Boy, this conversation could go on all day, and perhaps you and I can continue it some time while sipping Zaya...
I think it's important to remember that God's good plan doesn't always manifest in ways we can understand in our terms. Suppose the child born out of rape grew up in the home of a neglectful or abusive single mom who had been emotionally destroyed by the violence she'd endured. After having her anger directed toward him for so many years, he goes on to be, not a war hero, but abusive and violent toward all women he's involved with because of the hatred toward his mother. We see only a continuing cycle of pain, but our view is not evidence that God is not both good and sovereign.
The big picture is that God is using the actions of men, both righteous and wicked, to accomplish his ultimate purposes of cleansing the universe of evil and redeeming his people. Just because He is able to use sinful acts for His purpose, it does not stand to reason that He either causes or excuses the sin. On the Day of Judgement, no one will be able to blame God or gain excuse for their own evil deeds, no matter what good God was able to work out of them.

Dave Harvey said...

You're right of course; my analogy was probably a little too simplistic. My point was essentially the same - that actions events which may seem or be evil are ultimately able to be turned to good by the efforts of our sovereign Lord. This doesn't justify or condone those actions, but I see it as God's way of redeeming them - much as He has taken me with all of my sin and filth and redeemed me for His purpose.

Wilko said...

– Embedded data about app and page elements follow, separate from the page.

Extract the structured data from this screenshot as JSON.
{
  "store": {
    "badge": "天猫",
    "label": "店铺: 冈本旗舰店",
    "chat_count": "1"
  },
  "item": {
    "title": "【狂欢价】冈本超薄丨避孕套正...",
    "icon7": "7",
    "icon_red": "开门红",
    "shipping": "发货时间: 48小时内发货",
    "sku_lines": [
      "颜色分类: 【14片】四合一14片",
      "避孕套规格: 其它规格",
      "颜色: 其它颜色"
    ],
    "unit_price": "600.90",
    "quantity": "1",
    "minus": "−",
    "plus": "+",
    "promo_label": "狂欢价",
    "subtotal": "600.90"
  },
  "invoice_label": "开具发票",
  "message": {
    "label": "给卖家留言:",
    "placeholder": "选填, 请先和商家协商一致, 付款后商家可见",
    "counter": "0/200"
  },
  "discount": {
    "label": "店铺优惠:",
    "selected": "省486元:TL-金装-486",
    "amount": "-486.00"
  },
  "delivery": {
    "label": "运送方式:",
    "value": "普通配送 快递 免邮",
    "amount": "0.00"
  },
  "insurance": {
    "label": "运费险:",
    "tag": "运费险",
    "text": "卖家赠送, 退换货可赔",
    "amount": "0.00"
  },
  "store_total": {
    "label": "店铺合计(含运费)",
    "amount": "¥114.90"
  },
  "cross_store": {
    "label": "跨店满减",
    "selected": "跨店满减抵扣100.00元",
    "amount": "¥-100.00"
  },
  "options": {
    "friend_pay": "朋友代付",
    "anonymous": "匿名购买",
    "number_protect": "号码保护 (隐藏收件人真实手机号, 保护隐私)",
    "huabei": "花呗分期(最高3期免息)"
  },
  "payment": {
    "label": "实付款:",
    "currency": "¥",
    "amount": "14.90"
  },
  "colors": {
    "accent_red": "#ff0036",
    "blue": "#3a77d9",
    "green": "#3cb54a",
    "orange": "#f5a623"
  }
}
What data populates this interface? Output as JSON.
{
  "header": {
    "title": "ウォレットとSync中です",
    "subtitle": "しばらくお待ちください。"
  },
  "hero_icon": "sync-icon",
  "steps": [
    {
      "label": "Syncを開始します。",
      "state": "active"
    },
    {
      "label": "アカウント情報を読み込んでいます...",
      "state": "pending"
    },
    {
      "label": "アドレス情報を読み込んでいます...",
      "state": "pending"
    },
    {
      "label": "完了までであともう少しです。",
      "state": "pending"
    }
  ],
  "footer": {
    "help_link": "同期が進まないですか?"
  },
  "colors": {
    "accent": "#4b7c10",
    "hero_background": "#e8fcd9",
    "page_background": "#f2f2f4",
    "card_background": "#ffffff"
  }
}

"Whatever you do, He will make good of it. But not the good He had prepared for you if you had obeyed him."
— C.S. Lewis (Perelandra)